◆ The problem
Filter the entries, keeping every line with the string "JSON".

◆ Material provided
+ + +

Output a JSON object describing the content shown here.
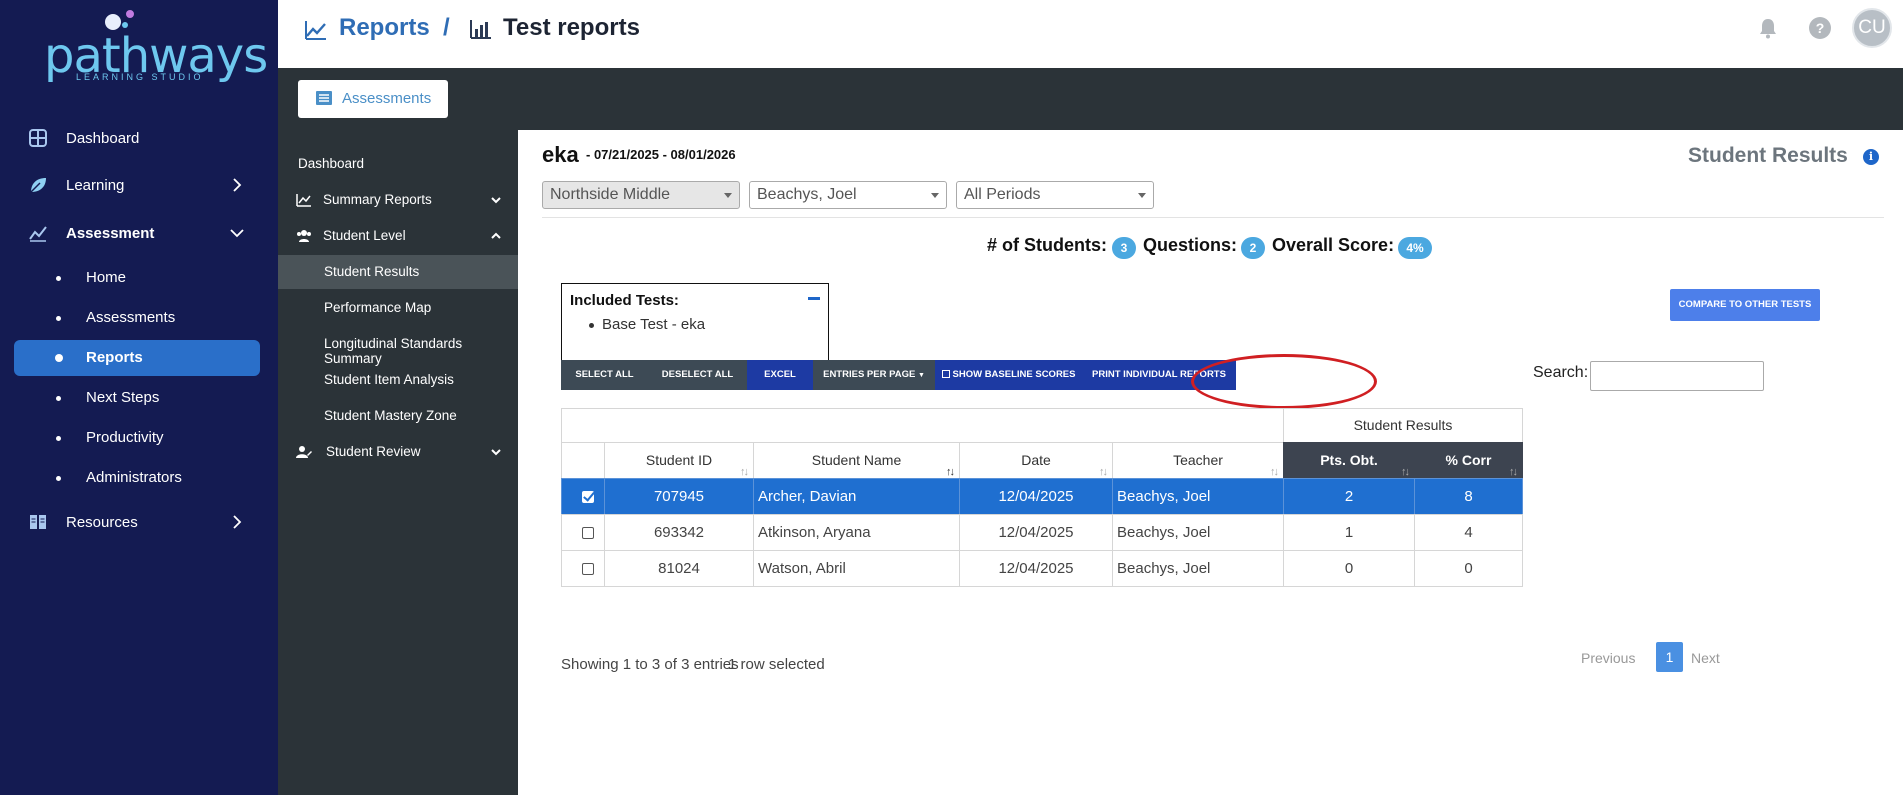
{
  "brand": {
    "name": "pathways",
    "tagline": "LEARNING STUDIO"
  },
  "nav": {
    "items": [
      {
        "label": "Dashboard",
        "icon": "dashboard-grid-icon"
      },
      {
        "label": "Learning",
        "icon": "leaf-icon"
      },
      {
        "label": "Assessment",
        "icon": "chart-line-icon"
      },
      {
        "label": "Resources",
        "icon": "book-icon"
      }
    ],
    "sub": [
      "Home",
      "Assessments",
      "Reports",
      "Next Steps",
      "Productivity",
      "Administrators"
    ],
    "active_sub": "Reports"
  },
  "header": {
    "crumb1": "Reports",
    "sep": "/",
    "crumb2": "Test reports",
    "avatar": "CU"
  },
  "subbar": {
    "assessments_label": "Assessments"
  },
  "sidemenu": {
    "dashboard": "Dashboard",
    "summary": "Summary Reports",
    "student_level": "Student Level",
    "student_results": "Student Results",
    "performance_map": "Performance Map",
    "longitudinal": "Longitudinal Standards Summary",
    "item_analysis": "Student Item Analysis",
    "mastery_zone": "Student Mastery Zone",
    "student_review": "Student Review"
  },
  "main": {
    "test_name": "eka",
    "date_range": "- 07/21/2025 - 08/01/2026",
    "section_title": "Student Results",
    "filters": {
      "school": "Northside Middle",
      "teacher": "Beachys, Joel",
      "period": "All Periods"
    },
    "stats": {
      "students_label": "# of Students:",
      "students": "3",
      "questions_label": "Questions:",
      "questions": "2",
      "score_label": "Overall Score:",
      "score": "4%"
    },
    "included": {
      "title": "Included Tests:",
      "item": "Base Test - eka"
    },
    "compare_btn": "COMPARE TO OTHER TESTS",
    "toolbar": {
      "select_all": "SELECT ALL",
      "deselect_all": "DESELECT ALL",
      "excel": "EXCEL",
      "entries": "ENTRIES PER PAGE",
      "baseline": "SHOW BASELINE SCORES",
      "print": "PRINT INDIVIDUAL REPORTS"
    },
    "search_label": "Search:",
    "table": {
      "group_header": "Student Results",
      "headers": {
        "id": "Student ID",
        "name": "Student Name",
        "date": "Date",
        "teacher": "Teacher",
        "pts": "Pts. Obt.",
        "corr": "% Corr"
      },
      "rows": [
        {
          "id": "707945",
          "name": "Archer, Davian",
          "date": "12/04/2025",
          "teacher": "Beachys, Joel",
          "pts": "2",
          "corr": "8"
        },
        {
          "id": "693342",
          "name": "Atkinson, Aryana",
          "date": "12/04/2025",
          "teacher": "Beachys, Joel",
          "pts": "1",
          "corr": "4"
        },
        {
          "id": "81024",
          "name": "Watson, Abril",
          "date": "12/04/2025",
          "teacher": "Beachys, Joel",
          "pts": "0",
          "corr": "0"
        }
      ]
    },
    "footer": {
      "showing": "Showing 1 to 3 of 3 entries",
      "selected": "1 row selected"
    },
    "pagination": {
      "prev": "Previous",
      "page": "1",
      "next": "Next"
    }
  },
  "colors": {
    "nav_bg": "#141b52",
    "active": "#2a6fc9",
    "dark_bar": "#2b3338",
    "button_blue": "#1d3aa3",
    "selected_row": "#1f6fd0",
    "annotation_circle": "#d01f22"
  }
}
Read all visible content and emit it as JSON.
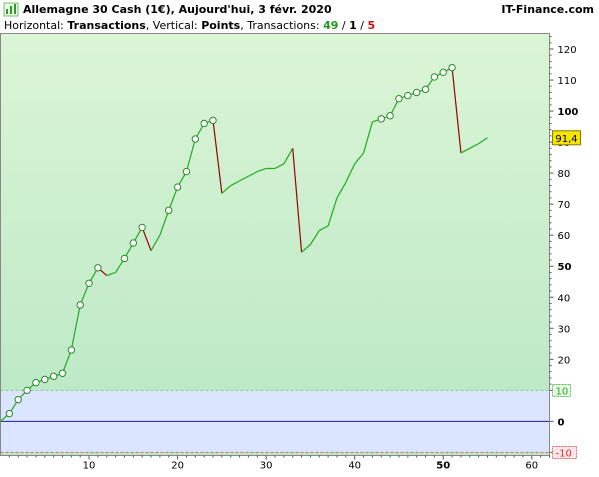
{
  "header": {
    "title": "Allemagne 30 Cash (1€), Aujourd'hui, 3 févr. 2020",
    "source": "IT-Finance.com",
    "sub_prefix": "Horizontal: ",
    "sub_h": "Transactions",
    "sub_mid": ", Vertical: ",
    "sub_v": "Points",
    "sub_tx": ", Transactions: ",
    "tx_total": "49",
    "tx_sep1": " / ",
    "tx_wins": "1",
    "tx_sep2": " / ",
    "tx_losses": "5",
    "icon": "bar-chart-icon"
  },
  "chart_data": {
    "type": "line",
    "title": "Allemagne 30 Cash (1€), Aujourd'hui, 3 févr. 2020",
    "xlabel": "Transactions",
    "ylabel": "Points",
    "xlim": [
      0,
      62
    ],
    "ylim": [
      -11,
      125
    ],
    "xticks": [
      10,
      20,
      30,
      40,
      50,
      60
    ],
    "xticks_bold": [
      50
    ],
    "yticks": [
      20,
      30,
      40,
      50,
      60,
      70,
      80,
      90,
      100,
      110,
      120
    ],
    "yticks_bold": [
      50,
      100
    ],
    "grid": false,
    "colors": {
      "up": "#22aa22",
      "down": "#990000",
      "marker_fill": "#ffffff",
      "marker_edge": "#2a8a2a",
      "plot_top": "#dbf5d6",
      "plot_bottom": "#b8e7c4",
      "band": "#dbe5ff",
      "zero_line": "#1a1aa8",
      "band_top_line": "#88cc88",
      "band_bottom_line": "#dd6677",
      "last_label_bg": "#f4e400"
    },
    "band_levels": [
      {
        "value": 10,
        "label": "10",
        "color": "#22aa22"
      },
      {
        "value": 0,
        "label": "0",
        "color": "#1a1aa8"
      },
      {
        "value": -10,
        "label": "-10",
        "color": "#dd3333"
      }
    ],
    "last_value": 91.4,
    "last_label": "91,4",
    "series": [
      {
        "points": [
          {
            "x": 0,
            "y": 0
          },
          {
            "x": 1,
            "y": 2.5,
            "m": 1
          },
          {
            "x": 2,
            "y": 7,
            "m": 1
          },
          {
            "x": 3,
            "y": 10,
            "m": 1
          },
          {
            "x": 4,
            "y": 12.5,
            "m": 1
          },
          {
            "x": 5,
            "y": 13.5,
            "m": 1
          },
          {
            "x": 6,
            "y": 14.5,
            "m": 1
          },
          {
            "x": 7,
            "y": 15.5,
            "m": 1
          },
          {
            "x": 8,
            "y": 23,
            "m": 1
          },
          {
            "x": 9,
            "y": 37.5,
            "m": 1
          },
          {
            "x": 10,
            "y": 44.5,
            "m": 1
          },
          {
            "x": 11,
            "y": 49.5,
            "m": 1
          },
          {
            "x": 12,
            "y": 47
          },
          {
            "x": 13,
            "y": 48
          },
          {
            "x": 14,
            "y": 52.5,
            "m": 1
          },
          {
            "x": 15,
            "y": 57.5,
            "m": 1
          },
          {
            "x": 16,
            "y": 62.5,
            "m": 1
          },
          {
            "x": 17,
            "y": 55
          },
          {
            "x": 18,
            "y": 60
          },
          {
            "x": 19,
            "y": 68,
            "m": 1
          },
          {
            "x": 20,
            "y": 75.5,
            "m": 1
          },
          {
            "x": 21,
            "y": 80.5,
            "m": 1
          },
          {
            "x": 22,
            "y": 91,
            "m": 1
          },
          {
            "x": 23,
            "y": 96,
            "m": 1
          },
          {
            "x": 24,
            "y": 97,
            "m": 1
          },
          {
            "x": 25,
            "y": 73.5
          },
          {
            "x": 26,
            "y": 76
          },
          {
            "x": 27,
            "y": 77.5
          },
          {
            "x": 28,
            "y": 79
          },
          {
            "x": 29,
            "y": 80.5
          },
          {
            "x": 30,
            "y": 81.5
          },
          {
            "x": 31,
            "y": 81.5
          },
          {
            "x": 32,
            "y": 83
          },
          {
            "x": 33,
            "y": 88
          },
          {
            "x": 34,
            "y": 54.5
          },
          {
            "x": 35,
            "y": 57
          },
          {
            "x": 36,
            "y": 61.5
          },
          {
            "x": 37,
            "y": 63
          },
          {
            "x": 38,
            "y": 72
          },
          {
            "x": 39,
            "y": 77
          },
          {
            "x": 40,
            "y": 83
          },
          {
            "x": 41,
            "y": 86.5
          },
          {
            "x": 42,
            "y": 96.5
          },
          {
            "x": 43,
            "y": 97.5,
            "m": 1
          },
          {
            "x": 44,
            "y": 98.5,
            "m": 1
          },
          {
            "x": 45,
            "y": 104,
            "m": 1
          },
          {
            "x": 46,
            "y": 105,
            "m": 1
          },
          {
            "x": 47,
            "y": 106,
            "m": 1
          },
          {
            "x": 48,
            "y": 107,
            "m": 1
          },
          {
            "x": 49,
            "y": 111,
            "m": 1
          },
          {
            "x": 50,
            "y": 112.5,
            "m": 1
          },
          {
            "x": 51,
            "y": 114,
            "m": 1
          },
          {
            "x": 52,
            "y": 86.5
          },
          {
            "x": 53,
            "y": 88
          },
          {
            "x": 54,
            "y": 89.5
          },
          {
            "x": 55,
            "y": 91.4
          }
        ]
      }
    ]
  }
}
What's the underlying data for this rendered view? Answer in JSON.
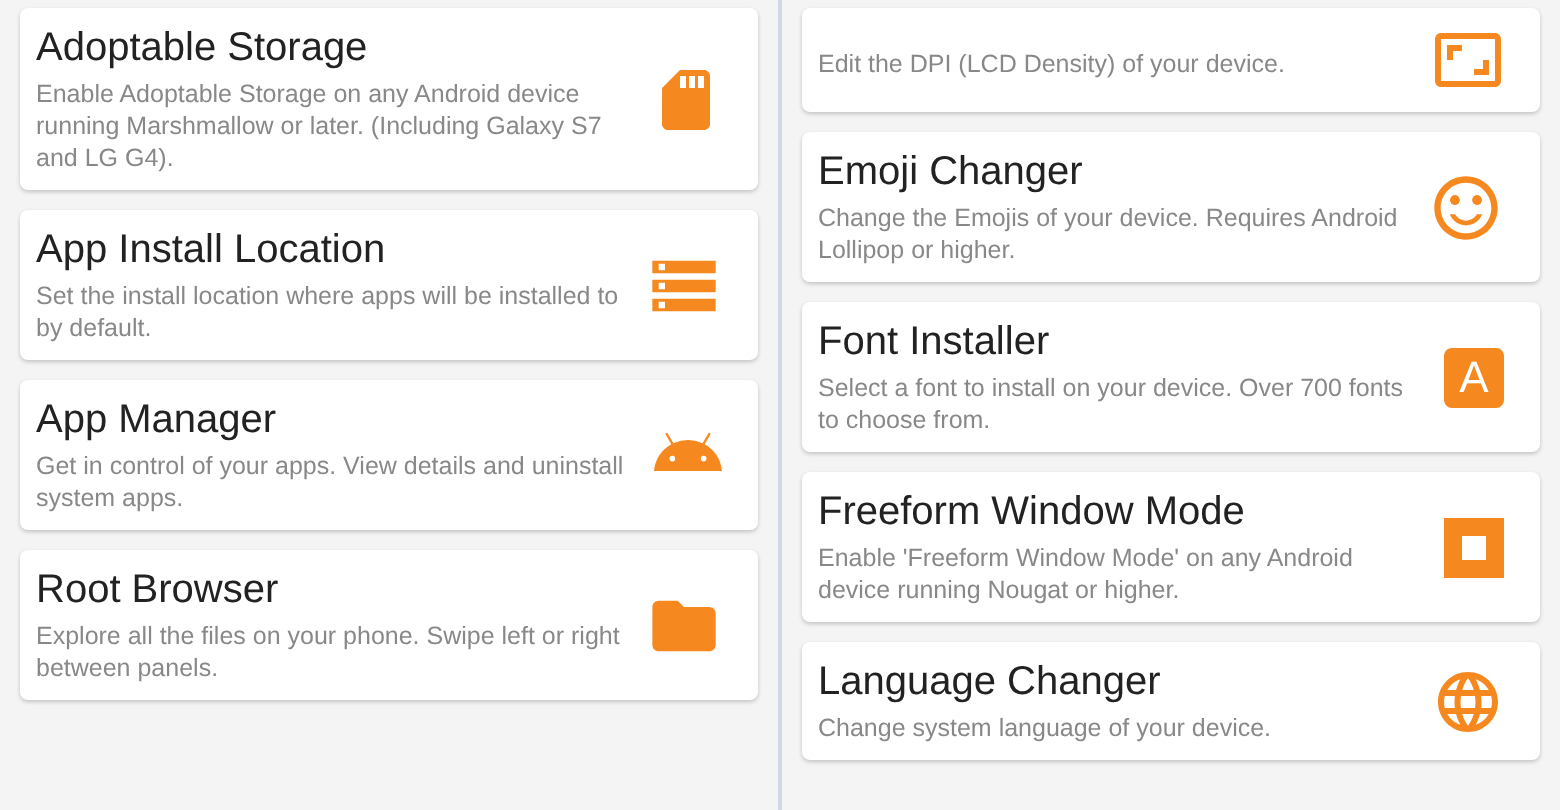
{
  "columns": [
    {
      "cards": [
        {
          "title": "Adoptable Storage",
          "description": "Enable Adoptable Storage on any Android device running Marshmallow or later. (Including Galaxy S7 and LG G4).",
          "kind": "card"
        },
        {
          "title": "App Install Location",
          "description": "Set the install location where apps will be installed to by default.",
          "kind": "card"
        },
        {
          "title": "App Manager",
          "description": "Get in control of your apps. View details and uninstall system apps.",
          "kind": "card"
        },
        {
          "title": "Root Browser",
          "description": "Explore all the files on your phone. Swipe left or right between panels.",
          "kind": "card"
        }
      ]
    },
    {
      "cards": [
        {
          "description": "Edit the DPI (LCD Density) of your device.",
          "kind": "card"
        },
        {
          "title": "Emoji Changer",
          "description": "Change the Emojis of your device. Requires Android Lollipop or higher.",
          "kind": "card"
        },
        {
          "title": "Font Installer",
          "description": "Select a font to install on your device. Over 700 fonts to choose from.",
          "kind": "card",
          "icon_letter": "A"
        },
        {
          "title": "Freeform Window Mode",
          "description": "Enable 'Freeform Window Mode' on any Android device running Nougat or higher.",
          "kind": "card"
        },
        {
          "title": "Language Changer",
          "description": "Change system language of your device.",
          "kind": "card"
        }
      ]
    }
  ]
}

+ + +

◆ Task answer
Output a JSON object describing the content shown here.
Read all visible content and emit it as JSON.
What's the underlying data for this rendered view? Answer in JSON.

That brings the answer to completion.